At the U.S. Naval Academy, a spokesman declined to comment on the military school's security procedures. He said he didn't know how today would unfold on the campus. "I don't want to comment," Cmdr. Bill Spann said. "I don't have a crystal ball."

In Harford County, Sgt. Daniel Fairburn of the Bel Air barracks of the Maryland State Police said troopers there increased patrol checks and took other steps to increase security after the threat level increased Monday.

"If [the threat level] does change, our captain will be notified and certain steps will take place," Fairburn said. "I have been in touch with the captain, and we're on standby."

And in Carroll, the Westminster barracks of the state police remained at Code Orange. At the Carroll County Emergency Operations Center, the 90 minutes before the start of the bombing and the president's speech were eerily quiet, said Mike Munshauer, shift supervisor.

"We were all remarking on how quiet it was, with little activity," Munshauer said. "I guess most people were at home watching for news on their televisions."

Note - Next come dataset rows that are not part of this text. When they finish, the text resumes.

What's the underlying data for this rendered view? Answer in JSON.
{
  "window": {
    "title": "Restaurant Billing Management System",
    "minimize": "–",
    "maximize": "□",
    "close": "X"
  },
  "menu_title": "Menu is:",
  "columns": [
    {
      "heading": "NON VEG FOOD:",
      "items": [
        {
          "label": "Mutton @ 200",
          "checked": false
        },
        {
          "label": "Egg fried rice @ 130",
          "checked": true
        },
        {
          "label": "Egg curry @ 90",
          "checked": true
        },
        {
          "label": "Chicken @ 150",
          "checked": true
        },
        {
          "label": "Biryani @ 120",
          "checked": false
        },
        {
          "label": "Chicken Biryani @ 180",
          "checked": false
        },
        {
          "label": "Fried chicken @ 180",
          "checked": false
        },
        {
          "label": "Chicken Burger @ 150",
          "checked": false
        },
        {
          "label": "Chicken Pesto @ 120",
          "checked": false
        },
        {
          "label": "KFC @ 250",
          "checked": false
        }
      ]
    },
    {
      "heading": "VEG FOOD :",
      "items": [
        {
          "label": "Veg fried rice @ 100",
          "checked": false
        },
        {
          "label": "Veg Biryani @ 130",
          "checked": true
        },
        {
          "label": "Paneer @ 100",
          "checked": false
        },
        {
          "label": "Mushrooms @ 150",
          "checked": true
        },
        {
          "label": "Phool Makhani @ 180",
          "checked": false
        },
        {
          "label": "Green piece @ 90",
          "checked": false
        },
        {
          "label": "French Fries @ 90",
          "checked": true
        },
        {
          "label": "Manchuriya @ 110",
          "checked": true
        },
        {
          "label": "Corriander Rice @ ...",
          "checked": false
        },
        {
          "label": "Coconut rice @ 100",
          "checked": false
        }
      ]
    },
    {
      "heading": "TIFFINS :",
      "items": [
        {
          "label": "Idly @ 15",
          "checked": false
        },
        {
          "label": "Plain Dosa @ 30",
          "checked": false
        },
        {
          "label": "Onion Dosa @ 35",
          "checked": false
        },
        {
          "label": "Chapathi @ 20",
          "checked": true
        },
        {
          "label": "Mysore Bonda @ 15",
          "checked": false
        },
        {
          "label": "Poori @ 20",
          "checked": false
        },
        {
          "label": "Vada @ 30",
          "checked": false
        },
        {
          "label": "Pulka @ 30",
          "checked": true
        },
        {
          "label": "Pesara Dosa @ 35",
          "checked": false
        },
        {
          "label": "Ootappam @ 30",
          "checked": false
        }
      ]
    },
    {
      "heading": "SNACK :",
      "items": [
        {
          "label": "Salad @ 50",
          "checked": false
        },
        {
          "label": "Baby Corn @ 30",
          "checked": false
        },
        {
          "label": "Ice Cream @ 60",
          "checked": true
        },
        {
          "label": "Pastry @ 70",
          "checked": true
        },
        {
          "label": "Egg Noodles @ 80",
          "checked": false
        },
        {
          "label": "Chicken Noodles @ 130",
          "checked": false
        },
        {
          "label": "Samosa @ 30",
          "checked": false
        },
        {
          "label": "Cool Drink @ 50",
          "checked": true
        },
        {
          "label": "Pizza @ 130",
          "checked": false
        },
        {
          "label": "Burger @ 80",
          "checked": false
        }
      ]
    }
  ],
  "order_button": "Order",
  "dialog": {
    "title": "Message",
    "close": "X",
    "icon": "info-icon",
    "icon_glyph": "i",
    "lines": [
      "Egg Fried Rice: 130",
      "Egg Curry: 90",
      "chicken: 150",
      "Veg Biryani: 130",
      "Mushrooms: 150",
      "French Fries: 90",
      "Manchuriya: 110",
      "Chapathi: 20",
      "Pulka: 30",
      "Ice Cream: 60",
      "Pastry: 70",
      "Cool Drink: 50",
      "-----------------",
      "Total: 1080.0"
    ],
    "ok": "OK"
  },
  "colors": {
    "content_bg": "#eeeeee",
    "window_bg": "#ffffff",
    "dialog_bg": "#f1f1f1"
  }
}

Iraqi leader Saddam Hussein warned this week that if Iraq is attacked, it will take the war anywhere in the world "wherever there is sky, land or water."

A recent statement from Osama bin Laden, the Saudi-born leader of al-Qaida, declared solidarity with Iraqis.

Experts say Maryland presents a wide range of potential targets - from a busy seaport to important military installations.

But experts disagree on whether terrorists, if they strike, are more likely to use biological weapons, home-made bombs, Molotov cocktails or sniper fire.

And no one knows whether the targets will be cafes or malls in Washington or New York, military contractors in Maryland, or corporate headquarters elsewhere in the United States.

Budget constraints have meant that the state and local jurisdictions have not hired enough public health workers to manage a bioterrorism crisis, said Dr. Tara J. O'Toole, director of the Johns Hopkins University Center for Civilian Biodefense Strategies.

Local authorities still need to devise a better system to help doctors communicate with each other during an outbreak, she said.

And local officials need to figure out a faster and more efficient way to distribute vaccines and antibiotics to health care workers, so they can treat a possible influx of infected people, O'Toole said: "We should have done more, but at this point we need to look ahead."

The Coast Guard is in the process of calling up about 3,000 reservists - more than a third of its total reserves - on the Atlantic coast.

"The orange alert means additional security measures within the ports and waterways; what that will mean is that the Coast Guard will be more visible and vigilant," said Lt. Cmdr. Brendan McTherson, a spokesman for the Atlantic Area Command in Portsmouth, Va.

Craig Nesbit, spokesman for Exelon Corp.'s nuclear operations, which runs the Peach Bottom nuclear power plant in York County, Pa., said that company has tightened security.

"There are certain things that we do each time the level is elevated," he said. Access to the plant becomes more restricted, with some contract workers and nonessential employees told to stay away. Some projects at the plant might be postponed as well, he said.

Security also has been increased at the Calvert Cliffs nuclear power plant, on the Chesapeake Bay in Lusby, according to Ellen Kane, spokeswoman for Constellation Energy Group, which runs the facility in Southern Maryland. She refused to describe those precautions even in general, citing the need to keep security measures confidential.

Staff writers Ryan Davis, Andrew A. Green, Mary Gail hare, Jason Song and Timothy B. Wheeler and the Associated Press contributed to this article.

Copyright © 2020, The Baltimore Sun, a Baltimore Sun Media Group publication | Place an Ad